Budapest: The Secrets of the Danube

It has always been a desire of mine to visit Budapest, and my wish was granted on my recent InterRail trip. I crossed into Hungary from Zagreb, Croatia, and spent a full day in the country's capital before getting an overnight train to Krakow (which I have already blogged about).
Not only is Budapest a gorgeous city, looking even more beautiful in the hot weather we were blessed with, but it was once somewhat Hungary's answer to Nazi Germany. The Fascist Arrow Cross Party sprung up in the country and ruled in government from 1944-1945. They shared many of the Nazis' principles and were only too ready to help deport and exterminate as many Hungarian Jews as possible. Thanks to the Arrow Cross Party and senior ministers who agreed to co-operate with the Nazis, hundreds of thousands of Jews were taken from Hungary and sent to their deaths, many at Auschwitz-Birneau. Indeed, in the camp itself, the operations of gassings and cremations were stepped up to cope with the increasing numbers of victims arriving at the camp, so much so that many bodies were simply burned in the open air when the crematoria were working at full capacity.
With this in mind, I hoped to visit Budapest's Holocaust Memorial Centre to see how the Hungarians portrayed this dark chapter of history. Alas, we were there on a Monday, which is the one day of the week when the museum is closed.

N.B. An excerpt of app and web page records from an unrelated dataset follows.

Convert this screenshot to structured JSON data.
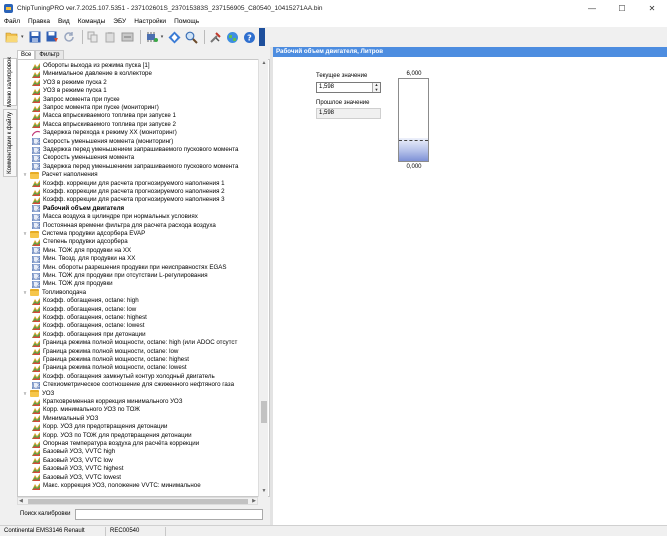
{
  "window": {
    "title": "ChipTuningPRO ver.7.2025.107.5351 - 237102601S_237015383S_237156905_C80540_10415271AA.bin"
  },
  "menu": [
    "Файл",
    "Правка",
    "Вид",
    "Команды",
    "ЭБУ",
    "Настройки",
    "Помощь"
  ],
  "side_tabs": [
    "Меню калибровок",
    "Комментарии к файлу"
  ],
  "filter_tabs": [
    "Все",
    "Фильтр"
  ],
  "tree": [
    {
      "label": "Обороты выхода из режима пуска [1]",
      "icon": "map",
      "level": 2
    },
    {
      "label": "Минимальное давление в коллекторе",
      "icon": "map",
      "level": 2
    },
    {
      "label": "УОЗ в режиме пуска 2",
      "icon": "map",
      "level": 2
    },
    {
      "label": "УОЗ в режиме пуска 1",
      "icon": "map",
      "level": 2
    },
    {
      "label": "Запрос момента при пуске",
      "icon": "map",
      "level": 2
    },
    {
      "label": "Запрос момента при пуске (мониторинг)",
      "icon": "map",
      "level": 2
    },
    {
      "label": "Масса впрыскиваемого топлива при запуске 1",
      "icon": "map",
      "level": 2
    },
    {
      "label": "Масса впрыскиваемого топлива при запуске 2",
      "icon": "map",
      "level": 2
    },
    {
      "label": "Задержка перехода к режиму ХХ (мониторинг)",
      "icon": "curve",
      "level": 2
    },
    {
      "label": "Скорость уменьшения момента (мониторинг)",
      "icon": "value",
      "level": 2
    },
    {
      "label": "Задержка перед уменьшением запрашиваемого пускового момента",
      "icon": "value",
      "level": 2
    },
    {
      "label": "Скорость уменьшения момента",
      "icon": "value",
      "level": 2
    },
    {
      "label": "Задержка перед уменьшением запрашиваемого пускового момента",
      "icon": "value",
      "level": 2
    },
    {
      "label": "Расчет наполнения",
      "icon": "folder",
      "level": 1
    },
    {
      "label": "Коэфф. коррекции для расчета прогнозируемого наполнения 1",
      "icon": "map",
      "level": 2
    },
    {
      "label": "Коэфф. коррекции для расчета прогнозируемого наполнения 2",
      "icon": "map",
      "level": 2
    },
    {
      "label": "Коэфф. коррекции для расчета прогнозируемого наполнения 3",
      "icon": "map",
      "level": 2
    },
    {
      "label": "Рабочий объем двигателя",
      "icon": "value",
      "level": 2,
      "selected": true
    },
    {
      "label": "Масса воздуха в цилиндре при нормальных условиях",
      "icon": "value",
      "level": 2
    },
    {
      "label": "Постоянная времени фильтра для расчета расхода воздуха",
      "icon": "value",
      "level": 2
    },
    {
      "label": "Система продувки адсорбера EVAP",
      "icon": "folder",
      "level": 1
    },
    {
      "label": "Степень продувки адсорбера",
      "icon": "map",
      "level": 2
    },
    {
      "label": "Мин. ТОЖ для продувки на ХХ",
      "icon": "value",
      "level": 2
    },
    {
      "label": "Мин. Твозд. для продувки на ХХ",
      "icon": "value",
      "level": 2
    },
    {
      "label": "Мин. обороты разрешения продувки при неисправностях EGAS",
      "icon": "value",
      "level": 2
    },
    {
      "label": "Мин. ТОЖ для продувки при отсутствии L-регулирования",
      "icon": "value",
      "level": 2
    },
    {
      "label": "Мин. ТОЖ для продувки",
      "icon": "value",
      "level": 2
    },
    {
      "label": "Топливоподача",
      "icon": "folder",
      "level": 1
    },
    {
      "label": "Коэфф. обогащения, octane: high",
      "icon": "map",
      "level": 2
    },
    {
      "label": "Коэфф. обогащения, octane: low",
      "icon": "map",
      "level": 2
    },
    {
      "label": "Коэфф. обогащения, octane: highest",
      "icon": "map",
      "level": 2
    },
    {
      "label": "Коэфф. обогащения, octane: lowest",
      "icon": "map",
      "level": 2
    },
    {
      "label": "Коэфф. обогащения при детонации",
      "icon": "map",
      "level": 2
    },
    {
      "label": "Граница режима полной мощности, octane: high (или ADOC отсутст",
      "icon": "map",
      "level": 2
    },
    {
      "label": "Граница режима полной мощности, octane: low",
      "icon": "map",
      "level": 2
    },
    {
      "label": "Граница режима полной мощности, octane: highest",
      "icon": "map",
      "level": 2
    },
    {
      "label": "Граница режима полной мощности, octane: lowest",
      "icon": "map",
      "level": 2
    },
    {
      "label": "Коэфф. обогащения замкнутый контур холодный двигатель",
      "icon": "map",
      "level": 2
    },
    {
      "label": "Стехиометрическое соотношение для сжиженного нефтяного газа",
      "icon": "value",
      "level": 2
    },
    {
      "label": "УОЗ",
      "icon": "folder",
      "level": 1
    },
    {
      "label": "Кратковременная коррекция минимального УОЗ",
      "icon": "map",
      "level": 2
    },
    {
      "label": "Корр. минимального УОЗ по ТОЖ",
      "icon": "map",
      "level": 2
    },
    {
      "label": "Минимальный УОЗ",
      "icon": "map",
      "level": 2
    },
    {
      "label": "Корр. УОЗ для предотвращения детонации",
      "icon": "map",
      "level": 2
    },
    {
      "label": "Корр. УОЗ по ТОЖ для предотвращения детонации",
      "icon": "map",
      "level": 2
    },
    {
      "label": "Опорная температура воздуха для расчёта коррекции",
      "icon": "map",
      "level": 2
    },
    {
      "label": "Базовый УОЗ, VVTC high",
      "icon": "map",
      "level": 2
    },
    {
      "label": "Базовый УОЗ, VVTC low",
      "icon": "map",
      "level": 2
    },
    {
      "label": "Базовый УОЗ, VVTC highest",
      "icon": "map",
      "level": 2
    },
    {
      "label": "Базовый УОЗ, VVTC lowest",
      "icon": "map",
      "level": 2
    },
    {
      "label": "Макс. коррекция УОЗ, положение VVTC: минимальное",
      "icon": "map",
      "level": 2
    }
  ],
  "search": {
    "label": "Поиск калибровки",
    "value": ""
  },
  "editor": {
    "header": "Рабочий объем двигателя, Литров",
    "current_label": "Текущее значение",
    "current_value": "1,598",
    "previous_label": "Прошлое значение",
    "previous_value": "1,598",
    "gauge_max": "6,000",
    "gauge_min": "0,000",
    "gauge_fill_fraction": 0.27
  },
  "status": {
    "ecu": "Continental EMS3146 Renault",
    "id": "REC00540"
  },
  "colors": {
    "header": "#4d8de0",
    "selected_text": "#000000"
  }
}
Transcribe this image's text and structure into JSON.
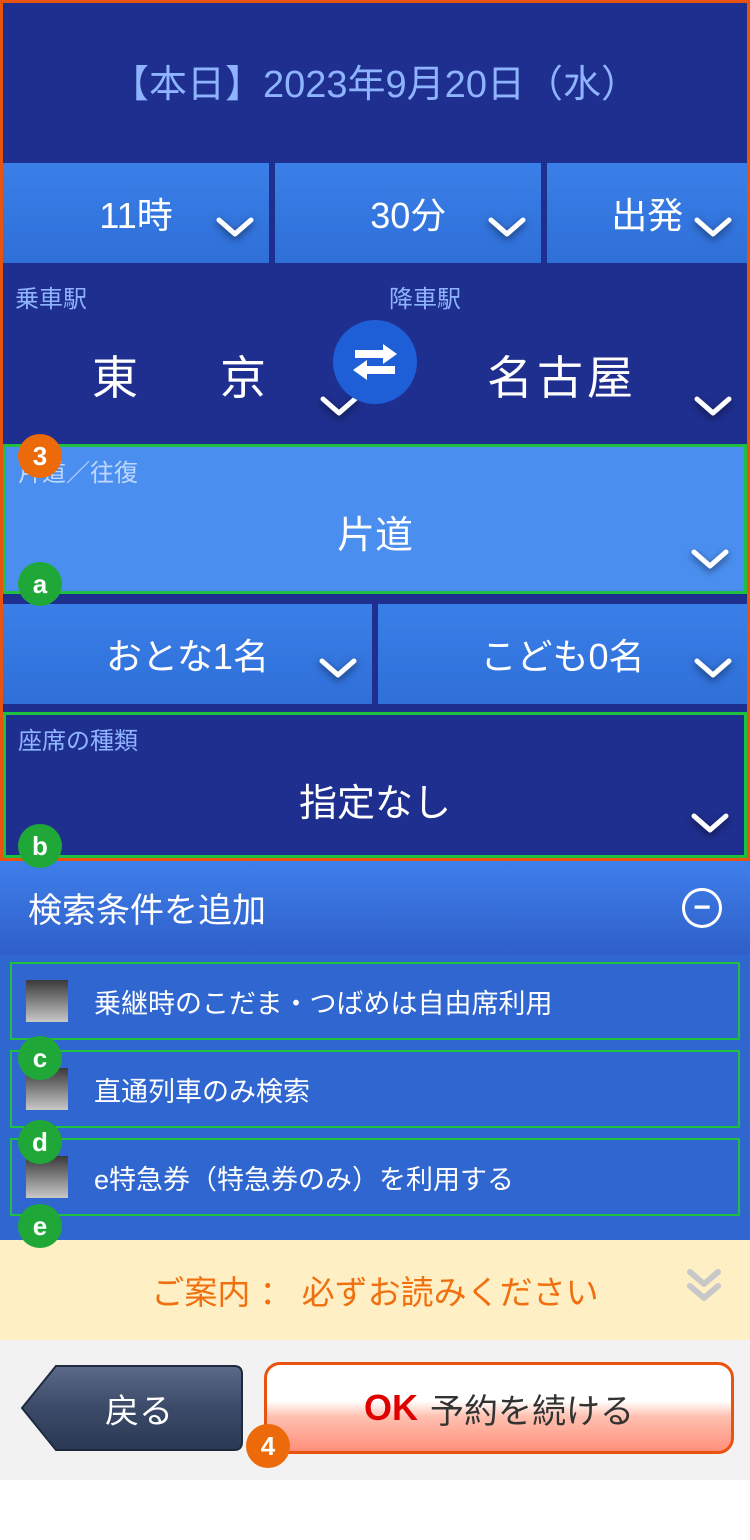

Before we discovered this, my partner and I took the Metro to the Centre. Coming down the street, I didn't even need to be told where it was; the architecture said enough for me. The sloping walls of the exterior seem to suggest confusion and displacement, whilst the mass of greenery, even on the rooftop, pays respect to the victims and commemorates the pleasant, peaceful pace of life of which they were robbed.

There is, however, one memorial that is accessible to the public all year round, whatever the weather. Not far from the beautiful Parliament building, dozens of pairs of shoes made from bronze align the river's edge. Three memorial plaques of different languages (see the English one below) notify the visitor that the shoes are in memory of those who were lined up and shot into Danube during those terrible years. It as though the victims were simply blown out of their shoes, standing facing the gorgeous complex of churches and buildings across the river.
The memorial is simple yet says so much; it echoes the thousands of pairs of real shoes still exhibited in former concentration camps such as Auschwitz. It showcases the individuals who perished during the Holocaust for no reason other than their way of life and religious beliefs.
At one stage, my partner asked why some shoes were not in pairs. "Well, that must be artistic effect," I replied, "as if to suggest they fell into the river too."
"No, no," he went on, "Look. There are bronze studs in the ground, where they must have been."
He was right. I can only hope that these parts of the memorial have been taken away for preservation work, or worn down by the elements, rather than ripped from their fixtures by those who do not appreciate the memorial's great significance.

Budapest has changed significantly since those times, and presents itself as a flourishing city waiting to be discovered. However, that memorial remains, close to government - and therefore close to the 'heart' of the city - as a reminder of those who once stood there, gazing out over the River Danube, taking one last look at the city they loved.

Memorial to those shot into the Danube, not far from the Parliament building. If you would like to use any of these photos, please contact me.